The majority of patients (84.85%) displayed involvement of other organs and systems. Pulmonary involvement was by far the most frequent (72.73%), followed by cutaneomucous involvement (33.33%). Neurological data: increased intracranial pressure (IIP) was recorded in 81.82%; seizures in 48.48%; and the association of IIP and seizures in 45.45%. Neurological examination yielded: pyramidal syndrome in 81.82%; cerebellar syndrome in 30.30%.
The granulomatous form of presentation was recorded in 69.70%, and the leptomeningeal in only 30.30%. Occurrence of abscess was registered in 36.36% of the whole sample, whereas 52.17% of the granulomatous presentation displayed abscess formation. The leptomeningeal presentation was accompanied in 70% by signs and symptoms of CNS parenchyma and/or of spinal root involvement.
Anatomic diagnosis was reached in 45.45% of the sample on neurosurgery in 42.42% and on post-mortem examination in only 3.03%. A clinico-laboratorial diagnosis has been reached in 54.55% of the entire sample. The most common cerebrospinal fluid (CSF) changes were: pleocytosis (56.67%); increased protein content (83.33%); increased gamma globulin content (100%); severe decrease of glucose content (18.18%). Isolation of Paracoccidioides brasiliensis from CSF occurred in 10%. CAT scan revealed masses or nodules. They were frequent in the the granulomatous presentation. Ring-like contrast enhancement of the lesion has been detected. Communicating hydrocephalus was recorded in the leptomeningeal form. Magnetic resonance imaging (MRI) offered the most relevant diagnostic information.
Results of treatment yielded no statiscally signficant difference (p=0.3386) between isolated drug therapy and drug therapy associated with neurosurgical procedures. No statistically significant difference (p=1.000) was found between drug therapy with Amphotericin-B or with Sulfadiazine.
Follow-up data showed total remission in 21 cases (63.64%), unchanged clinical condition with sequelae in one case (3.03%), and death in 11 cases (33.33%). Relapse was recorded in 8 cases (24.24%).
The author suggests that in order to prevent clinical complications an early diagnosis of neuroparacoccidiodomycosis should be obtained by means of physician's awareness on the disease. This is an important task to be reminded. Modern diagnostic tools such as CAT scan and MRI are also recommended for that purpose.

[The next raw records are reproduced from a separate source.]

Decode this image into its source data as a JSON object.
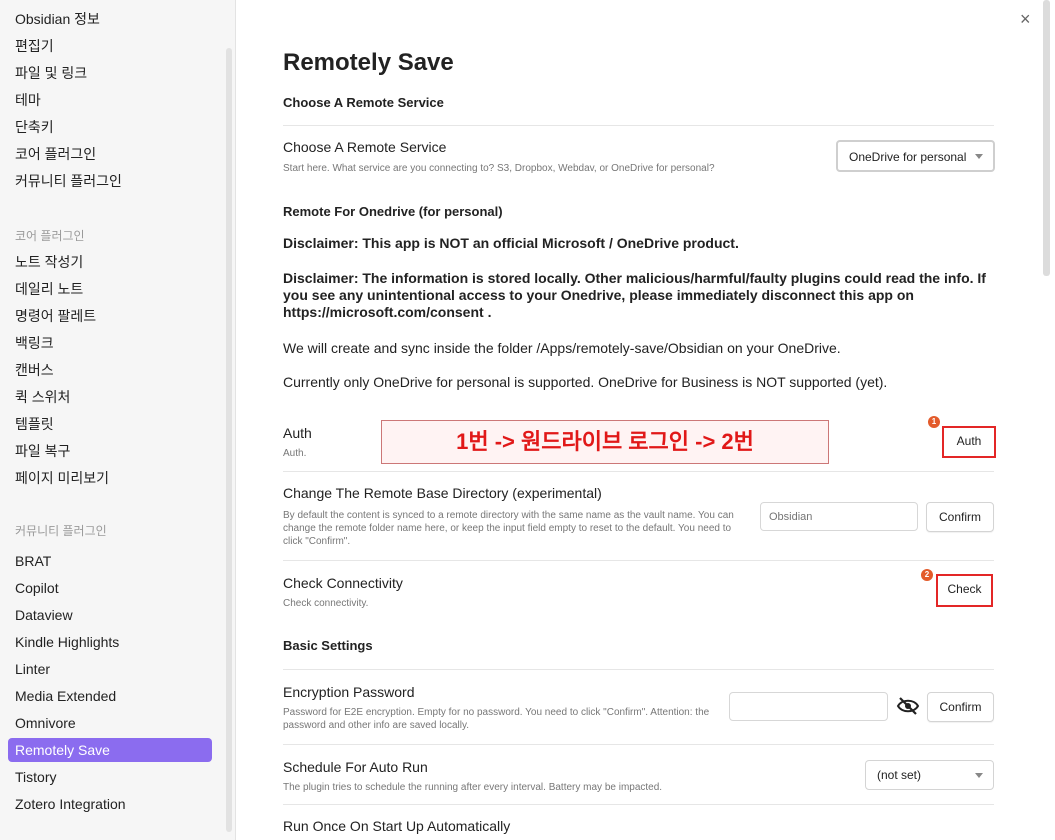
{
  "sidebar": {
    "general": [
      "Obsidian 정보",
      "편집기",
      "파일 및 링크",
      "테마",
      "단축키",
      "코어 플러그인",
      "커뮤니티 플러그인"
    ],
    "core_heading": "코어 플러그인",
    "core": [
      "노트 작성기",
      "데일리 노트",
      "명령어 팔레트",
      "백링크",
      "캔버스",
      "퀵 스위처",
      "템플릿",
      "파일 복구",
      "페이지 미리보기"
    ],
    "community_heading": "커뮤니티 플러그인",
    "community": [
      "BRAT",
      "Copilot",
      "Dataview",
      "Kindle Highlights",
      "Linter",
      "Media Extended",
      "Omnivore",
      "Remotely Save",
      "Tistory",
      "Zotero Integration"
    ],
    "active_item": "Remotely Save",
    "accent_color": "#8b6cef"
  },
  "close_icon": "×",
  "main": {
    "title": "Remotely Save",
    "section_choose": "Choose A Remote Service",
    "choose_name": "Choose A Remote Service",
    "choose_desc": "Start here. What service are you connecting to? S3, Dropbox, Webdav, or OneDrive for personal?",
    "choose_value": "OneDrive for personal",
    "remote_heading": "Remote For Onedrive (for personal)",
    "disclaimer1": "Disclaimer: This app is NOT an official Microsoft / OneDrive product.",
    "disclaimer2": "Disclaimer: The information is stored locally. Other malicious/harmful/faulty plugins could read the info. If you see any unintentional access to your Onedrive, please immediately disconnect this app on https://microsoft.com/consent .",
    "info1": "We will create and sync inside the folder /Apps/remotely-save/Obsidian on your OneDrive.",
    "info2": "Currently only OneDrive for personal is supported. OneDrive for Business is NOT supported (yet).",
    "auth_name": "Auth",
    "auth_desc": "Auth.",
    "auth_button": "Auth",
    "badge1": "1",
    "annotation": "1번 -> 원드라이브 로그인 -> 2번",
    "annotation_color": "#e11818",
    "base_dir_name": "Change The Remote Base Directory (experimental)",
    "base_dir_desc": "By default the content is synced to a remote directory with the same name as the vault name. You can change the remote folder name here, or keep the input field empty to reset to the default. You need to click \"Confirm\".",
    "base_dir_placeholder": "Obsidian",
    "confirm_label": "Confirm",
    "check_name": "Check Connectivity",
    "check_desc": "Check connectivity.",
    "check_button": "Check",
    "badge2": "2",
    "basic_heading": "Basic Settings",
    "enc_name": "Encryption Password",
    "enc_desc": "Password for E2E encryption. Empty for no password. You need to click \"Confirm\". Attention: the password and other info are saved locally.",
    "eye_icon": "eye-slash-icon",
    "schedule_name": "Schedule For Auto Run",
    "schedule_desc": "The plugin tries to schedule the running after every interval. Battery may be impacted.",
    "schedule_value": "(not set)",
    "runonce_name": "Run Once On Start Up Automatically"
  }
}
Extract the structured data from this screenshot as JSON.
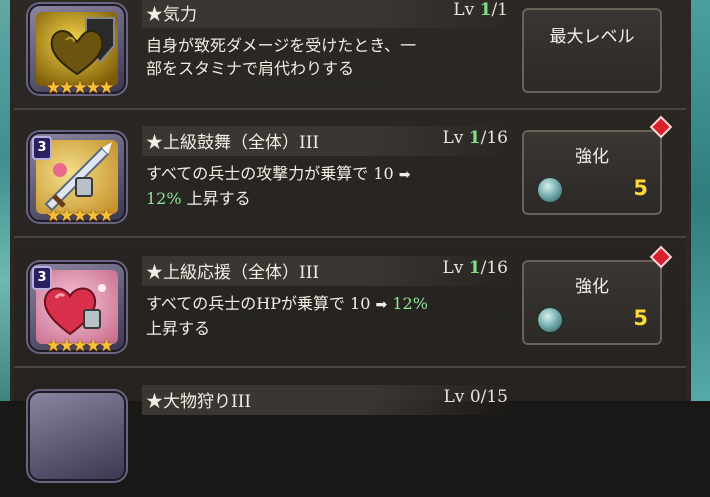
{
  "skills": [
    {
      "name": "★気力",
      "level_prefix": "Lv",
      "level_current": "1",
      "level_max": "/1",
      "desc_line1": "自身が致死ダメージを受けたとき、一",
      "desc_line2": "部をスタミナで肩代わりする",
      "button_label": "最大レベル",
      "rank": "",
      "stars": "★★★★★"
    },
    {
      "name": "★上級鼓舞（全体）III",
      "level_prefix": "Lv",
      "level_current": "1",
      "level_max": "/16",
      "desc_a": "すべての兵士の攻撃力が乗算で 10 ",
      "arrow": "➡",
      "desc_hl": "12%",
      "desc_b": " 上昇する",
      "button_label": "強化",
      "cost": "5",
      "rank": "3",
      "stars": "★★★★★"
    },
    {
      "name": "★上級応援（全体）III",
      "level_prefix": "Lv",
      "level_current": "1",
      "level_max": "/16",
      "desc_a": "すべての兵士のHPが乗算で 10 ",
      "arrow": "➡",
      "desc_hl": "12%",
      "desc_b": "上昇する",
      "button_label": "強化",
      "cost": "5",
      "rank": "3",
      "stars": "★★★★★"
    },
    {
      "name": "★大物狩りIII",
      "level_prefix": "Lv",
      "level_current": "0",
      "level_max": "/15"
    }
  ]
}
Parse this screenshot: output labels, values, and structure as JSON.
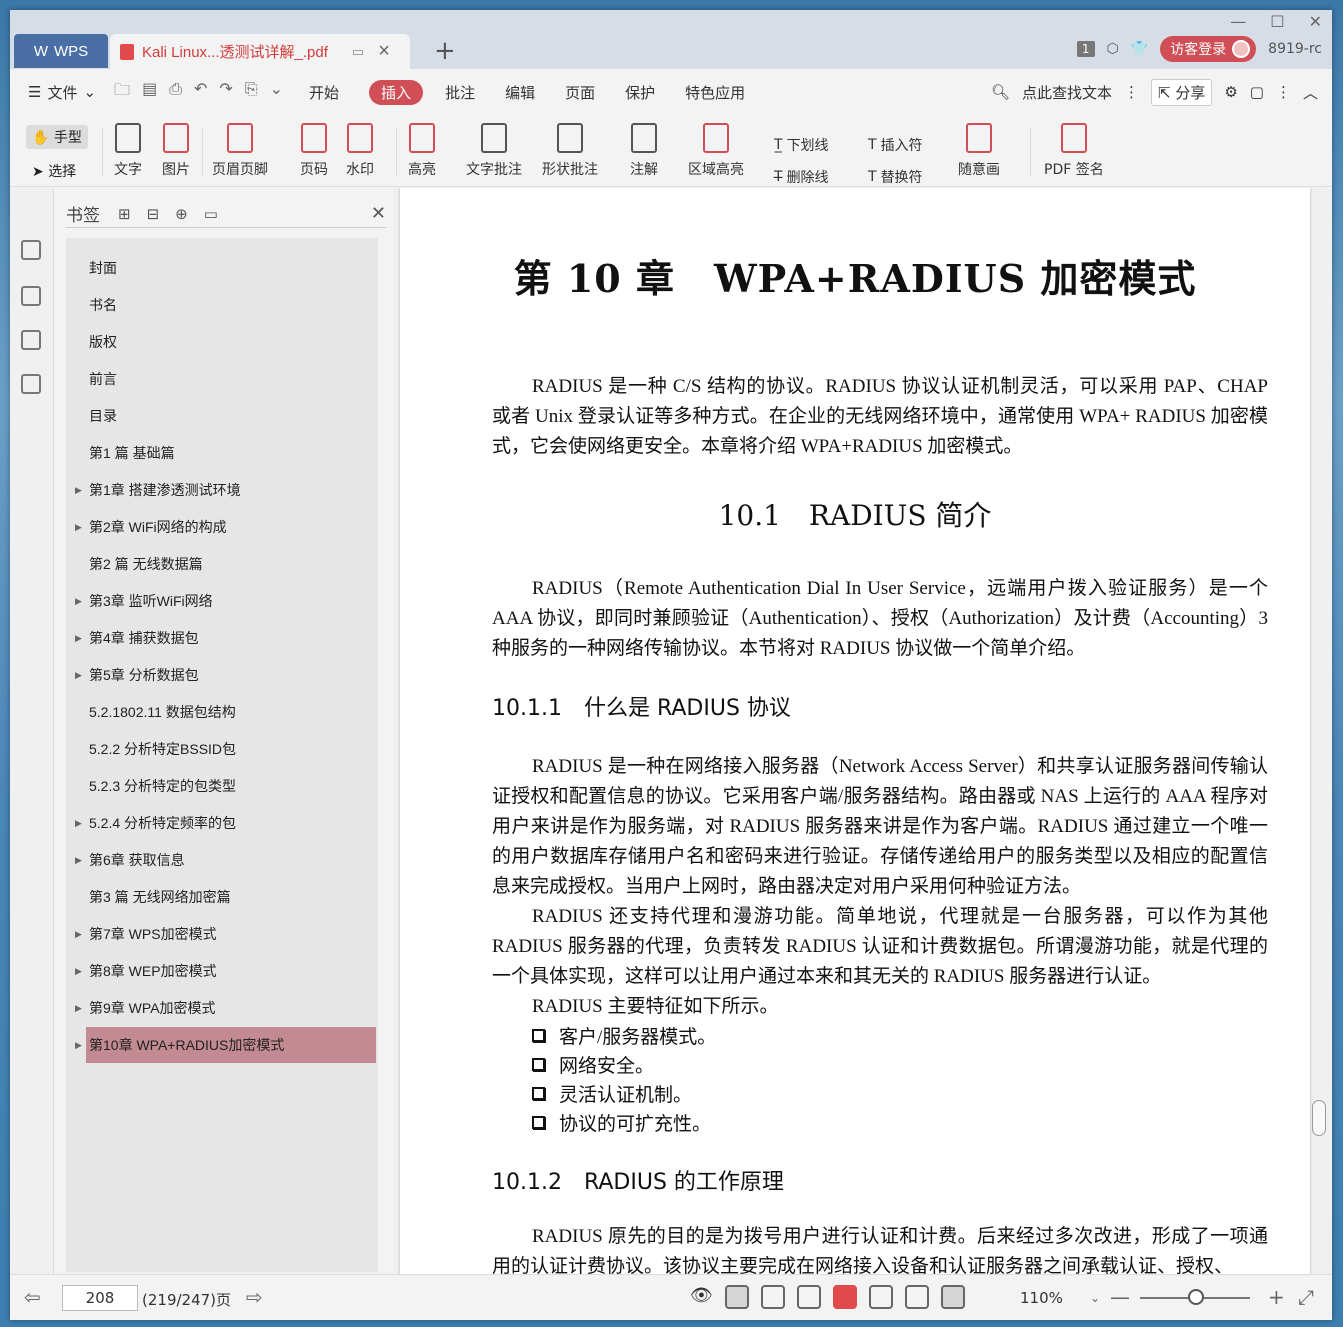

More clinical and laboratorial research on imidazolines, particularly on Ketoconazole and Itraconazole (that showed promising results), should be conducted in order to have conclusive data on the effectiveness of these drugs. Sulfas, preferentially Cotrimoxazole (an association of Trimethoprin and Sulfamethoxazole), are the drugs of choice in the treatment of neuroparacoccidiomycosis. Amphotericin B is recommended only in those cases in which there is resistance or intolerance to sulfonamides.
Key words: paracoccidioidomycosis, central nervous system, diagnostics, treatment
* Neuroparacoccidioidomicose: análise crítica de 33 casos (Resumo). Tese de Doutorado, Faculdade de Medicina da Universidade de São Paulo (Departamento de Neurologia). Orientador: José Paulo Smith Nóbrega.
** Address: Rua Itapeva 366 conj 132 - 01332-000 São Paulo SP - Brasil.